> What to do: Every line of the material that mentions the word "Enable" should be copied out.

> Provided entries:
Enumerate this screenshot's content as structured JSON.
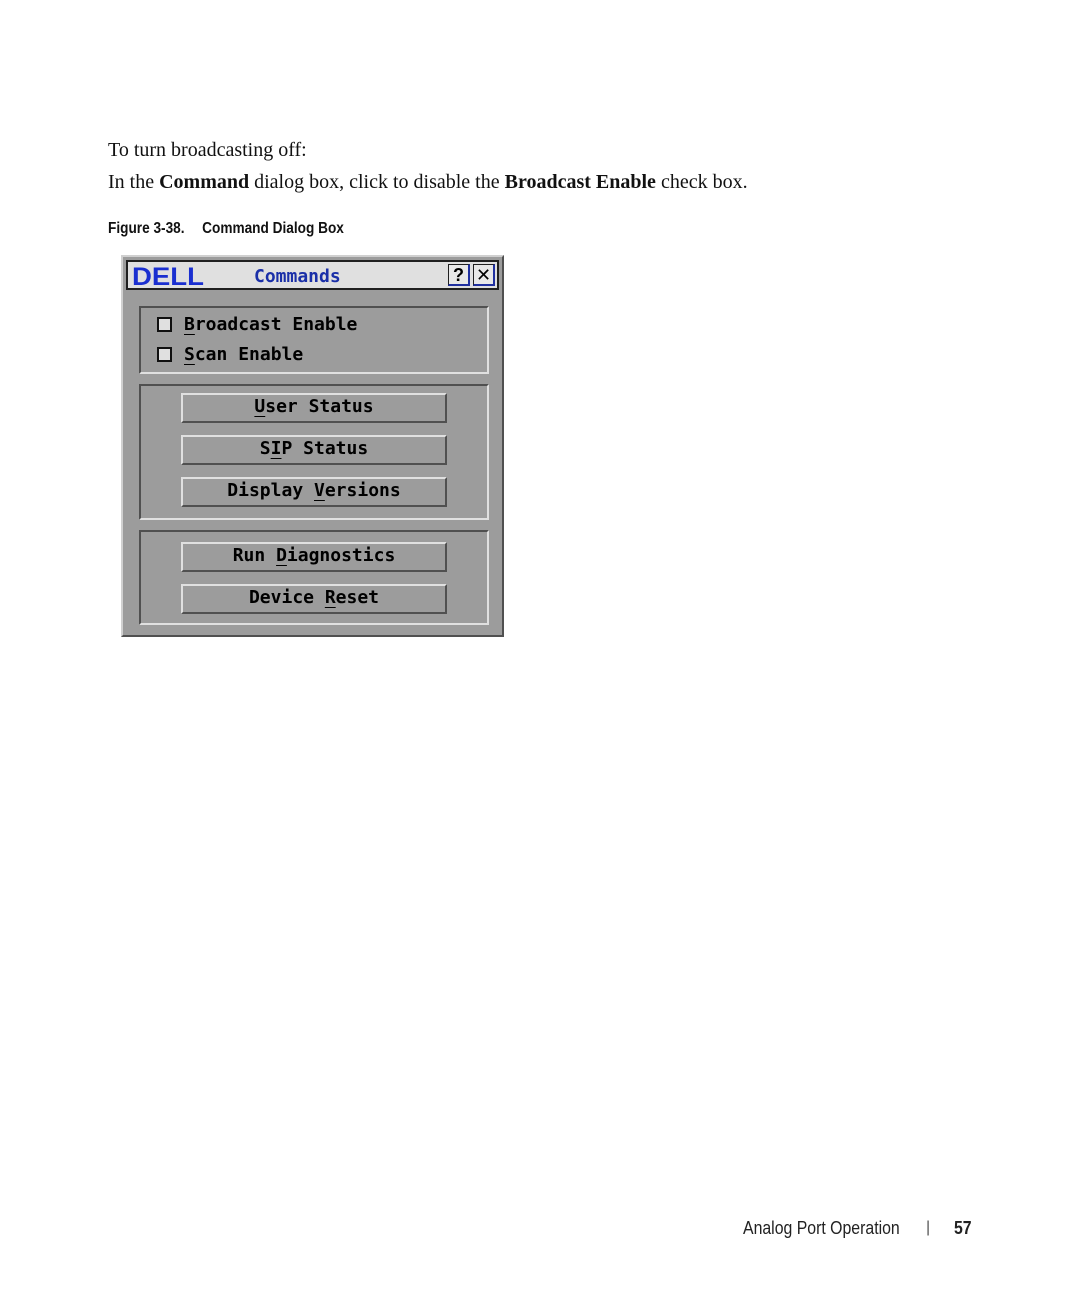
{
  "document": {
    "paragraphs": [
      {
        "segments": [
          {
            "text": "To turn broadcasting off:",
            "style": "normal"
          }
        ]
      },
      {
        "segments": [
          {
            "text": "In the ",
            "style": "normal"
          },
          {
            "text": "Command",
            "style": "emphasis"
          },
          {
            "text": " dialog box, click to disable the ",
            "style": "normal"
          },
          {
            "text": "Broadcast Enable",
            "style": "emphasis"
          },
          {
            "text": " check box.",
            "style": "normal"
          }
        ]
      }
    ],
    "figure": {
      "number": "Figure 3-38.",
      "title": "Command Dialog Box"
    }
  },
  "dialog": {
    "logo": "DELL",
    "title": "Commands",
    "help_label": "?",
    "close_label": "✕",
    "checkboxes": [
      {
        "label": "Broadcast Enable",
        "hotkey_index": 0,
        "checked": false
      },
      {
        "label": "Scan Enable",
        "hotkey_index": 0,
        "checked": false
      }
    ],
    "status_buttons": [
      {
        "label": "User Status",
        "hotkey_index": 0
      },
      {
        "label": "SIP Status",
        "hotkey_index": 1
      },
      {
        "label": "Display Versions",
        "hotkey_index": 8
      }
    ],
    "action_buttons": [
      {
        "label": "Run Diagnostics",
        "hotkey_index": 4
      },
      {
        "label": "Device Reset",
        "hotkey_index": 7
      }
    ],
    "colors": {
      "title_text": "#1a2fa8",
      "logo": "#1a2fd0",
      "window_bg": "#9c9c9c",
      "titlebar_bg": "#e0e0e0"
    }
  },
  "footer": {
    "section": "Analog Port Operation",
    "separator": "|",
    "page": "57"
  }
}
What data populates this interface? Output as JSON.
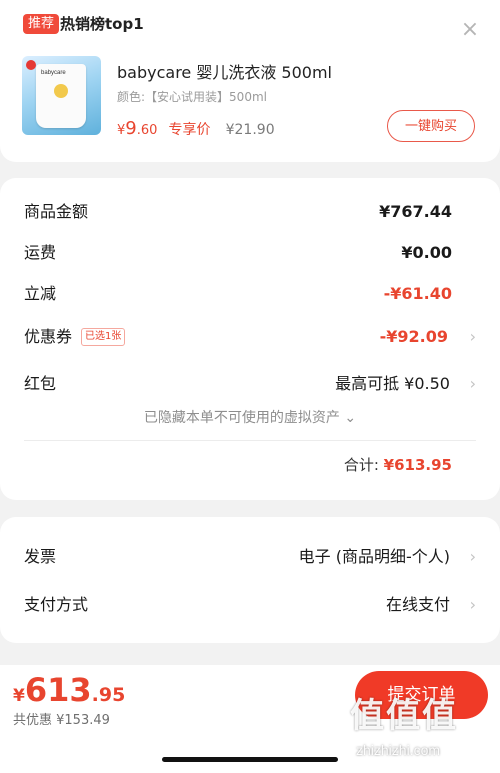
{
  "promo": {
    "badge": "推荐",
    "title": "热销榜top1",
    "product": {
      "thumbnail_brand": "babycare",
      "name": "babycare 婴儿洗衣液 500ml",
      "spec": "颜色:【安心试用装】500ml",
      "price_currency": "¥",
      "price_int": "9",
      "price_dec": ".60",
      "price_tag": "专享价",
      "original_price": "¥21.90",
      "buy_label": "一键购买"
    }
  },
  "summary": {
    "goods_label": "商品金额",
    "goods_value": "¥767.44",
    "shipping_label": "运费",
    "shipping_value": "¥0.00",
    "discount_label": "立减",
    "discount_value": "-¥61.40",
    "coupon_label": "优惠券",
    "coupon_tag": "已选1张",
    "coupon_value": "-¥92.09",
    "redpacket_label": "红包",
    "redpacket_value": "最高可抵 ¥0.50",
    "hidden_note": "已隐藏本单不可使用的虚拟资产",
    "total_label": "合计:",
    "total_value": "¥613.95"
  },
  "invoice": {
    "invoice_label": "发票",
    "invoice_value": "电子 (商品明细-个人)",
    "payment_label": "支付方式",
    "payment_value": "在线支付"
  },
  "bottom": {
    "currency": "¥",
    "price_int": "613",
    "price_dec": ".95",
    "saved": "共优惠 ¥153.49",
    "submit_label": "提交订单"
  },
  "watermark": {
    "text": "值值值",
    "site": "zhizhizhi.com"
  },
  "colors": {
    "accent": "#e8452f",
    "button": "#f03a27",
    "background": "#f2f2f2"
  },
  "icons": {
    "close": "close-icon",
    "chevron": "chevron-right-icon",
    "expand": "chevron-down-icon"
  }
}
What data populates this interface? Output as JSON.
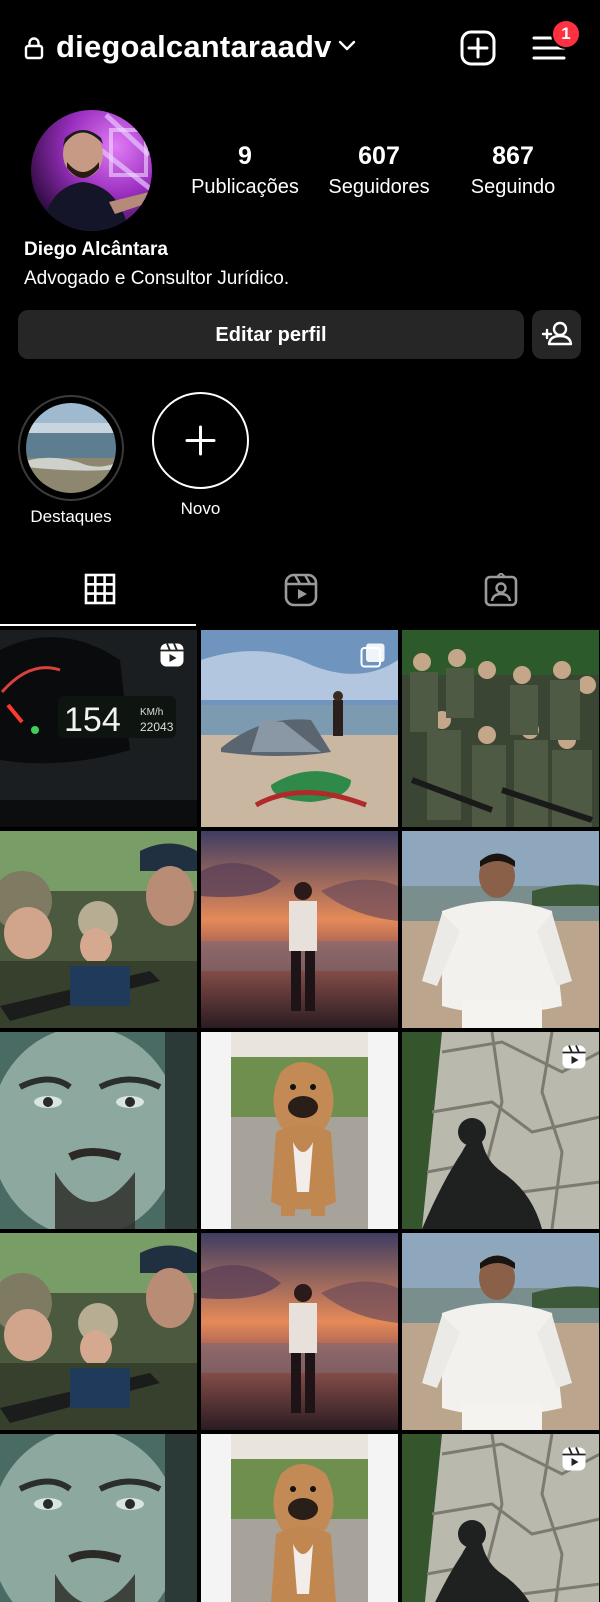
{
  "header": {
    "username": "diegoalcantaraadv",
    "notification_count": "1"
  },
  "profile": {
    "stats": [
      {
        "value": "9",
        "label": "Publicações"
      },
      {
        "value": "607",
        "label": "Seguidores"
      },
      {
        "value": "867",
        "label": "Seguindo"
      }
    ],
    "name": "Diego Alcântara",
    "bio": "Advogado e Consultor Jurídico.",
    "edit_button": "Editar perfil"
  },
  "highlights": [
    {
      "label": "Destaques"
    },
    {
      "label": "Novo"
    }
  ],
  "tabs": [
    "grid-icon",
    "reels-icon",
    "tagged-icon"
  ],
  "colors": {
    "background": "#000000",
    "button": "#262626",
    "badge": "#ff3040"
  },
  "grid": [
    {
      "name": "post-car-dashboard",
      "badge": "reels-icon"
    },
    {
      "name": "post-beach-kite",
      "badge": "carousel-icon"
    },
    {
      "name": "post-soldiers-group",
      "badge": ""
    },
    {
      "name": "post-soldiers-closeup",
      "badge": ""
    },
    {
      "name": "post-sunset-beach",
      "badge": ""
    },
    {
      "name": "post-man-white-shirt",
      "badge": ""
    },
    {
      "name": "post-face-closeup",
      "badge": ""
    },
    {
      "name": "post-dog",
      "badge": ""
    },
    {
      "name": "post-stone-shadow",
      "badge": "reels-icon"
    },
    {
      "name": "post-soldiers-closeup",
      "badge": ""
    },
    {
      "name": "post-sunset-beach",
      "badge": ""
    },
    {
      "name": "post-man-white-shirt",
      "badge": ""
    },
    {
      "name": "post-face-closeup",
      "badge": ""
    },
    {
      "name": "post-dog",
      "badge": ""
    },
    {
      "name": "post-stone-shadow",
      "badge": "reels-icon"
    }
  ]
}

> Answer section:
            "text": "Broadcast Enable",
        "label": "Broadcast Enable",
        "label": "Scan Enable",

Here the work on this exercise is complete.